“Maybe the misdemeanor itself wasn’t serious, but it can be a sign of someone who has tendencies or is someone who could be violent and they probably shouldn’t have a gun,” Fenberg said.

Democrats also hope to eliminate Colorado’s 2003 law prohibiting counties and municipalities from enacting gun regulations that are more strict than what’s in state statute. That move comes in response to a Boulder assault-weapons ban that was struck down by a state judge just before the King Soopers shooting. The Boulder ban would not have affected the shooting because the gun used in the attack appears to have been purchased in Arvada. 

Xanthe Thomason, left, consoles her wife, Dana Derichsweiler, right, during a vigil at the Boulder County Courthouse on March 24, 2021 for victims of the Table Mesa King Soopers shooting. They own The Walnut Cafe, which has a location in the same shopping complex as the grocery store where 10 people died. (Hugh Carey, Special to The Colorado Sun)

“That’s something that we’re very interested in repealing to make sure governments like Boulder, like Denver, can actually have common-sense gun regulations that go above and beyond what the state does,” Fenberg said. 

Democrats have passed two gun control bills this year at the Colorado Capitol. One requires gun owners to report a lost or stolen firearm to authorities within five days of realizing it’s missing. Another mandates that guns be stored in a safe or with a trigger or cable lock when they are in a place where children or someone prohibited from accessing firearms are, will be or could be present.

Both bills were signed into law by Gov. Jared Polis. No Republican voted in favor of either measure, which were introduced before the Boulder shooting.

Another pending measure, House Bill 1255, would require people who are subject to a civil protection order because of domestic abuse to submit to a judge, within seven business days,  an affidavit including a list of the type and number of firearms they own, as well as the weapons’ location. The legislation is aimed at ensuring those charged or convicted of domestic abuse relinquish their firearms.

Lawmakers were also planning before the Boulder shooting to introduce legislation mandating a waiting period between when someone purchases a firearm and when they can access the weapon. That measure, however, was supposed to be unveiled weeks ago.

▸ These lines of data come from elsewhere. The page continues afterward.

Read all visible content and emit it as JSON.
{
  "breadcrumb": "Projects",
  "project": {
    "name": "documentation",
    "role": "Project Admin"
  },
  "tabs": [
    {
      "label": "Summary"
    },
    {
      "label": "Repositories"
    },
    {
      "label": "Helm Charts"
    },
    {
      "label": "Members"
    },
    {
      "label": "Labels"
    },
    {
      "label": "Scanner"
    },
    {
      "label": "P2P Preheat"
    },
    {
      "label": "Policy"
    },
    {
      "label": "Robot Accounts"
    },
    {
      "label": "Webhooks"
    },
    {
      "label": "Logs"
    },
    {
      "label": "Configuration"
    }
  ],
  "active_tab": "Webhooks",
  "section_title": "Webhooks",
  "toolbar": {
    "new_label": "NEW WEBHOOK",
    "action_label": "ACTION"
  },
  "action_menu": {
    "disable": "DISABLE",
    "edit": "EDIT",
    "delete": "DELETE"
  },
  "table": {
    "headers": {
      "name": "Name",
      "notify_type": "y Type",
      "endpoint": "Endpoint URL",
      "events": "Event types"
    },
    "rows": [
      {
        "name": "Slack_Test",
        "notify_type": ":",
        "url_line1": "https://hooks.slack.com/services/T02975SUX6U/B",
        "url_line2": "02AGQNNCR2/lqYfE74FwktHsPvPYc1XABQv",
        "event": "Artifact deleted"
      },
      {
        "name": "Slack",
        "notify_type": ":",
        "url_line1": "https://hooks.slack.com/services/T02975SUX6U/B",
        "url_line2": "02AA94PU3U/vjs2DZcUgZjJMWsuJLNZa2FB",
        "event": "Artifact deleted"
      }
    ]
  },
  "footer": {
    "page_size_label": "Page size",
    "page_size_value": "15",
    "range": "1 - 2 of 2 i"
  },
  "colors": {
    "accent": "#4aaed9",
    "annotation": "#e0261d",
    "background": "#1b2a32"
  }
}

Jesse Paul is a Denver-based political reporter and editor at The Colorado Sun, covering the state legislature, Congress and local politics. He is the author of The Unaffiliated newsletter and also occasionally fills in on breaking news coverage....